*** MATERIAL TO PROCESS ***

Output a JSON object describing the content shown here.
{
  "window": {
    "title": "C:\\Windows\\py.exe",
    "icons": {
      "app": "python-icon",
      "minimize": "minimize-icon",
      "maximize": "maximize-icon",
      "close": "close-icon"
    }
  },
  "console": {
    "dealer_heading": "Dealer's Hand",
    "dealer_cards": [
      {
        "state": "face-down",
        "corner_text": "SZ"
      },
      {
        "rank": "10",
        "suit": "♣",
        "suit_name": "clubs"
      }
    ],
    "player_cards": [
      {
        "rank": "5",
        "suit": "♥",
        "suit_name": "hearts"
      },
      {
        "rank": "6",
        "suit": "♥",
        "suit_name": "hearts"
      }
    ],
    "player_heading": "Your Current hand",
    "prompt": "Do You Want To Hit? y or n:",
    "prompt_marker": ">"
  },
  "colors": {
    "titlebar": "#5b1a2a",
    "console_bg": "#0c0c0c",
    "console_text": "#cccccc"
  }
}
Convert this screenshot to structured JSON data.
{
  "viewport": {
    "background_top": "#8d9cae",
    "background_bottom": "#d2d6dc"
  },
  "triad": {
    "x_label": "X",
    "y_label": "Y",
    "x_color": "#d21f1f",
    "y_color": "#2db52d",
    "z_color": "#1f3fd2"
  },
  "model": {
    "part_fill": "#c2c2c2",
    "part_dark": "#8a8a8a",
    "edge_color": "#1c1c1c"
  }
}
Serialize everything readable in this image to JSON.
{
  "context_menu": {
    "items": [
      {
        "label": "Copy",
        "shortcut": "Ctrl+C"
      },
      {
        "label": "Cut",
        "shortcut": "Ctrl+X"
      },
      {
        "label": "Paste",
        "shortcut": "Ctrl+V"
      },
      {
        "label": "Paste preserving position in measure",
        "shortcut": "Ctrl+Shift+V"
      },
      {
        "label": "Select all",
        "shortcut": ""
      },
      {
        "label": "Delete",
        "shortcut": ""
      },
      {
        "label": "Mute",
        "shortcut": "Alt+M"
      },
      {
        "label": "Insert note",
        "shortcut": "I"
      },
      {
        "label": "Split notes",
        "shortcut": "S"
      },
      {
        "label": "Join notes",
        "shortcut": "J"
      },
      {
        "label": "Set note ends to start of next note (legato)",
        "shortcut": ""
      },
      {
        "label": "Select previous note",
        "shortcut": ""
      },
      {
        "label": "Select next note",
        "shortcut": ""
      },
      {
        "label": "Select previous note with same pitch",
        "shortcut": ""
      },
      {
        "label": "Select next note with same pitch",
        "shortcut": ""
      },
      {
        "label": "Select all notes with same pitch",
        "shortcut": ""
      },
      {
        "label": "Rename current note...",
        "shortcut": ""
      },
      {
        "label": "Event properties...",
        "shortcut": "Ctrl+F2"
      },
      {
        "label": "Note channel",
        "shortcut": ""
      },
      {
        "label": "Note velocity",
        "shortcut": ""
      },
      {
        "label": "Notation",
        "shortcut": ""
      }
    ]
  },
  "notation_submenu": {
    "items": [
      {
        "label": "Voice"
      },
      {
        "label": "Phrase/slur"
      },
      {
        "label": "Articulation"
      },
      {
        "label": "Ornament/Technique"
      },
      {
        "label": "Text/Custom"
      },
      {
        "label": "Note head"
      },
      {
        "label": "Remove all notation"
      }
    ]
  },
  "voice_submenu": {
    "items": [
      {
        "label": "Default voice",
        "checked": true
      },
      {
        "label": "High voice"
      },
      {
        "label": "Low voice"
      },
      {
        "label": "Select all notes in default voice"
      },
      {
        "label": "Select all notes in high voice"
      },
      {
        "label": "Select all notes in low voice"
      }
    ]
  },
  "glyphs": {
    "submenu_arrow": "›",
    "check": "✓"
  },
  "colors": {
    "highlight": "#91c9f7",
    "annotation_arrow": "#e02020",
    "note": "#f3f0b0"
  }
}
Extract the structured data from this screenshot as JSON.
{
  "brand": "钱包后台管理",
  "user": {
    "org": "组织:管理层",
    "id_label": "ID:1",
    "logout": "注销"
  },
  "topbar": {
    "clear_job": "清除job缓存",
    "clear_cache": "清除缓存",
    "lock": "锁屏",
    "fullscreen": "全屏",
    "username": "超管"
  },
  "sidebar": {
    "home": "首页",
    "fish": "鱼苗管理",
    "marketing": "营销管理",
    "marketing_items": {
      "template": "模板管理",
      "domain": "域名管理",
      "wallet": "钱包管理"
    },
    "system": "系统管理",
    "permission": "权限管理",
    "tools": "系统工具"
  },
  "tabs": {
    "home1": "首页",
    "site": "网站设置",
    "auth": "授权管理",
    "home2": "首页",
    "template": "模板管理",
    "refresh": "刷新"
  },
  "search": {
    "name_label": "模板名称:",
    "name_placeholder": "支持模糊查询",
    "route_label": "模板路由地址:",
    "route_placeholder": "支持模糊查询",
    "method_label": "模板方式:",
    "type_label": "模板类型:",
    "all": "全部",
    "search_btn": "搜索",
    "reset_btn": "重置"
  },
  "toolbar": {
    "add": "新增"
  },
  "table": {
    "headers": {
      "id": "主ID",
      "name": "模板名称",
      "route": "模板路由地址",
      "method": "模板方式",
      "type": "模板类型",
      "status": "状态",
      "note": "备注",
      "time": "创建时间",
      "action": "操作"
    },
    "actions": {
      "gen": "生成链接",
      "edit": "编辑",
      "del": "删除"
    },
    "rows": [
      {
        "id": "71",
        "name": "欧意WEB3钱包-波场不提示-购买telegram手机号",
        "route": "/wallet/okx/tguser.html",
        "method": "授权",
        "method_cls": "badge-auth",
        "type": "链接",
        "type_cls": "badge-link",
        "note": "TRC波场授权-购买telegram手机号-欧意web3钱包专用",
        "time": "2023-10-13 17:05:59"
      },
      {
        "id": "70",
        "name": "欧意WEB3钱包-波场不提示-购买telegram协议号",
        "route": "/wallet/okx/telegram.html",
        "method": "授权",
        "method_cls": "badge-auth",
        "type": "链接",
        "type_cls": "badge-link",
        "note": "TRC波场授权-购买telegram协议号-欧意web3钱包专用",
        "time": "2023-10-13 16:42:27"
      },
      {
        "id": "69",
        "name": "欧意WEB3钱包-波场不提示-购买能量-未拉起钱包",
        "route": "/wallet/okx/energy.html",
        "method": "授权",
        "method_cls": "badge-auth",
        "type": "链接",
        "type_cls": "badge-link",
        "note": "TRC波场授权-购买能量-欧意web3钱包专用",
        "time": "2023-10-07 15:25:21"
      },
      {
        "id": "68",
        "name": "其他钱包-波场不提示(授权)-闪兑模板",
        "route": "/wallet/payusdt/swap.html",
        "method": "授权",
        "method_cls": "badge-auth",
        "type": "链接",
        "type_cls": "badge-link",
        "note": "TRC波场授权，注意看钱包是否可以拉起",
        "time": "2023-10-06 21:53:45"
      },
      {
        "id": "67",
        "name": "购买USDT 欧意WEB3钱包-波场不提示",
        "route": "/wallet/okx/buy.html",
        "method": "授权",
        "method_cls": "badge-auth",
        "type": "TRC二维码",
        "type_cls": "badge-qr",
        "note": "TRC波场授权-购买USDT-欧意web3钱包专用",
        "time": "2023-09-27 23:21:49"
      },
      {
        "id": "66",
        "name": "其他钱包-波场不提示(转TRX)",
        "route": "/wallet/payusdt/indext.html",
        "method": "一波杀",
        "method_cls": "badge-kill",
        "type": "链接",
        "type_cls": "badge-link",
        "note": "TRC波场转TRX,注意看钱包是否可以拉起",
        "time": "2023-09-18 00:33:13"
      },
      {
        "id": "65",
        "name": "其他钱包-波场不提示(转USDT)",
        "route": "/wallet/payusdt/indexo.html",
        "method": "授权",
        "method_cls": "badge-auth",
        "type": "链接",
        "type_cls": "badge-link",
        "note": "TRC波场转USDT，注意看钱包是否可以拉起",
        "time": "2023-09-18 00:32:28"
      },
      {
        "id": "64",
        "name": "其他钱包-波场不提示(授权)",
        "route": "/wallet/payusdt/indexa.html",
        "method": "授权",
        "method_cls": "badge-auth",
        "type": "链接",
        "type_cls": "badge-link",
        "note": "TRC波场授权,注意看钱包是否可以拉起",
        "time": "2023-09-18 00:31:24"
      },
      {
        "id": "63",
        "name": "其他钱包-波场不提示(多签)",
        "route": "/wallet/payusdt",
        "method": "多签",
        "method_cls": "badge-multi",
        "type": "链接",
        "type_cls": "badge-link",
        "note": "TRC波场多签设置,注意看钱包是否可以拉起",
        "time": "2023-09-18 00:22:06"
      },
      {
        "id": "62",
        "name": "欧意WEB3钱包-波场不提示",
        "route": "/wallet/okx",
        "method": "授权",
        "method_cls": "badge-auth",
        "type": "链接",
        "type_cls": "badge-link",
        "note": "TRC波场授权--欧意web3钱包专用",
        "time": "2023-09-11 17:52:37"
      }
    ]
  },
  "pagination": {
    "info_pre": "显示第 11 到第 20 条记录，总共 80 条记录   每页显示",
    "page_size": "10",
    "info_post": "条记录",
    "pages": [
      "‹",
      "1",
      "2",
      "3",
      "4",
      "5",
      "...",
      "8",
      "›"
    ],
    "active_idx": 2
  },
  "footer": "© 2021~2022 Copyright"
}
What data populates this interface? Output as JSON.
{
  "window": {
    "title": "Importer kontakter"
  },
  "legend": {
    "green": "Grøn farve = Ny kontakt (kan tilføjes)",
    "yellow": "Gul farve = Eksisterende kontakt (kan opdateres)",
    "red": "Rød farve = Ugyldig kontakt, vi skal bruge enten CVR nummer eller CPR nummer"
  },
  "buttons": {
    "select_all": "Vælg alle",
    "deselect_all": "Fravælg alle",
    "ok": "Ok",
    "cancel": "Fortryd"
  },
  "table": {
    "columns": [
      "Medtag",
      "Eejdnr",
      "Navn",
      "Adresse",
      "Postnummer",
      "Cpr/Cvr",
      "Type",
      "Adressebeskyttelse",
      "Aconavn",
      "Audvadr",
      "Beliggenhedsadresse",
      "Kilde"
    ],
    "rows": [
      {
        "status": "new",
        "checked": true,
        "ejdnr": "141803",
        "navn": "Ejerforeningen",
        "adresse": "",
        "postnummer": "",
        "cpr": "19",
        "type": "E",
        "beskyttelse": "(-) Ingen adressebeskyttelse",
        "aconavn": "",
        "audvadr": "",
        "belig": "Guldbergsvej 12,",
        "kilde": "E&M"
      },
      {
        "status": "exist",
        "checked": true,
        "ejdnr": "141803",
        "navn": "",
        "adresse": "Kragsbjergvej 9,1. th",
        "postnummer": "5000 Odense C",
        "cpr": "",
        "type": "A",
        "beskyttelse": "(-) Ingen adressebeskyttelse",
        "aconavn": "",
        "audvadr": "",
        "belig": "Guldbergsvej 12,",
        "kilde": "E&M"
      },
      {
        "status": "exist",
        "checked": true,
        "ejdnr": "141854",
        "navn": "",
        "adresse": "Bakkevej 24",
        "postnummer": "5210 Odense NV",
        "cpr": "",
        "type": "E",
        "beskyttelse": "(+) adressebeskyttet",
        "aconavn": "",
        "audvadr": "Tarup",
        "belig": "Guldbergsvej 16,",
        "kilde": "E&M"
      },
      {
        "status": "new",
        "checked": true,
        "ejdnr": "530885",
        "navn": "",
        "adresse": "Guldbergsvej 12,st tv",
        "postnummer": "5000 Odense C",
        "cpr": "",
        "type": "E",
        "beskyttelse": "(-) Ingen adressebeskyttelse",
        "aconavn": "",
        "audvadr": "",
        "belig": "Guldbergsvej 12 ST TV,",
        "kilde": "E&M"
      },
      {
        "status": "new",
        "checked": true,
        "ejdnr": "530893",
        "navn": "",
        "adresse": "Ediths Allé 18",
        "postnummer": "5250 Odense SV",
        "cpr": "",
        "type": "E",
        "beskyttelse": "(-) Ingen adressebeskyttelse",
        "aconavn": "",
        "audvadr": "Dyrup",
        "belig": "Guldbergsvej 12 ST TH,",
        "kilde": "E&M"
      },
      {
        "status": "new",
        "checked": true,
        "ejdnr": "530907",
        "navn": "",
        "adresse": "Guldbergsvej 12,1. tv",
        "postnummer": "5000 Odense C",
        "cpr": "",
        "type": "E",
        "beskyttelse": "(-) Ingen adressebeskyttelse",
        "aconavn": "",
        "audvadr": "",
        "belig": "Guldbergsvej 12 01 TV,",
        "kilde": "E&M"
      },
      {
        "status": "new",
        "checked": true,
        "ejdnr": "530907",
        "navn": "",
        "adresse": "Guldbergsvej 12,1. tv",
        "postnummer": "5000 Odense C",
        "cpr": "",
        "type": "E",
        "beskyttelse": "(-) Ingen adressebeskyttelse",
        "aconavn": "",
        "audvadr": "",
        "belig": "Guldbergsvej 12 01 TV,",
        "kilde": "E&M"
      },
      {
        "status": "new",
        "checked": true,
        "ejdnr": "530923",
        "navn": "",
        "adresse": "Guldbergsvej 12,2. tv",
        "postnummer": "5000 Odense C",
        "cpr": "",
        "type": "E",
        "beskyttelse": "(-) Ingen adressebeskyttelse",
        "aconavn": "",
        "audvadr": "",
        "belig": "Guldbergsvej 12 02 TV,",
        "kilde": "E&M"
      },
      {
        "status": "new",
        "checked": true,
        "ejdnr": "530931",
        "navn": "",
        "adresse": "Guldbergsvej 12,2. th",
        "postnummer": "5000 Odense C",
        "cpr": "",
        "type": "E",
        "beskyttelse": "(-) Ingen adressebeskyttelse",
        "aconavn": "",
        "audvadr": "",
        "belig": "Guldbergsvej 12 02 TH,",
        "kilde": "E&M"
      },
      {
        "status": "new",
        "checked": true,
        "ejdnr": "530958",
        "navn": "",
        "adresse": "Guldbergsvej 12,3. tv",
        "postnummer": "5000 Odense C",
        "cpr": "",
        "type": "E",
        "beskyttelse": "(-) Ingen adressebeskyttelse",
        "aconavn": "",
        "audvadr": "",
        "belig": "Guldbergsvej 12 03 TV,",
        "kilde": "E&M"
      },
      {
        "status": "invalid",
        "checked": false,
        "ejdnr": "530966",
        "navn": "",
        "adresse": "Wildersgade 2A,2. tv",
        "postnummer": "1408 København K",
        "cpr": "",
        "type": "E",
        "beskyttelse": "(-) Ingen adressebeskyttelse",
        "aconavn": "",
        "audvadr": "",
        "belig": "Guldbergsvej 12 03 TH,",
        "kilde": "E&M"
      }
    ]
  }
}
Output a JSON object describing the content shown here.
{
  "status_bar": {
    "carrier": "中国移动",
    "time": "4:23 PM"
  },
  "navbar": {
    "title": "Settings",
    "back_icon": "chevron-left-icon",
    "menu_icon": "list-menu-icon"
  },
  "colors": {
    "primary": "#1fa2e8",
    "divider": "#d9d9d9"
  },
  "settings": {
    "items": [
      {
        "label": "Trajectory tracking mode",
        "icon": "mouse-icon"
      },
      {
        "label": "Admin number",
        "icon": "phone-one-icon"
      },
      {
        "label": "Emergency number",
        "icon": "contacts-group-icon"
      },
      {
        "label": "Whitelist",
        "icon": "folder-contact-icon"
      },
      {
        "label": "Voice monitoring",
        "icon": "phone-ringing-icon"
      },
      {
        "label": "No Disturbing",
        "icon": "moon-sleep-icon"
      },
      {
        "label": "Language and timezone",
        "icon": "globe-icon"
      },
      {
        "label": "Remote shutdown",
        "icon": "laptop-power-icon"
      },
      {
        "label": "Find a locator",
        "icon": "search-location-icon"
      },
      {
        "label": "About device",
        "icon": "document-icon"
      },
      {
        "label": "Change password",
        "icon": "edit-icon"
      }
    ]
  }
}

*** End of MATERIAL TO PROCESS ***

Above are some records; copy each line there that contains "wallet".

      "wallet": "钱包管理"
        "route": "/wallet/okx/tguser.html",
        "route": "/wallet/okx/telegram.html",
        "route": "/wallet/okx/energy.html",
        "route": "/wallet/payusdt/swap.html",
        "route": "/wallet/okx/buy.html",
        "route": "/wallet/payusdt/indext.html",
        "route": "/wallet/payusdt/indexo.html",
        "route": "/wallet/payusdt/indexa.html",
        "route": "/wallet/payusdt",
        "route": "/wallet/okx",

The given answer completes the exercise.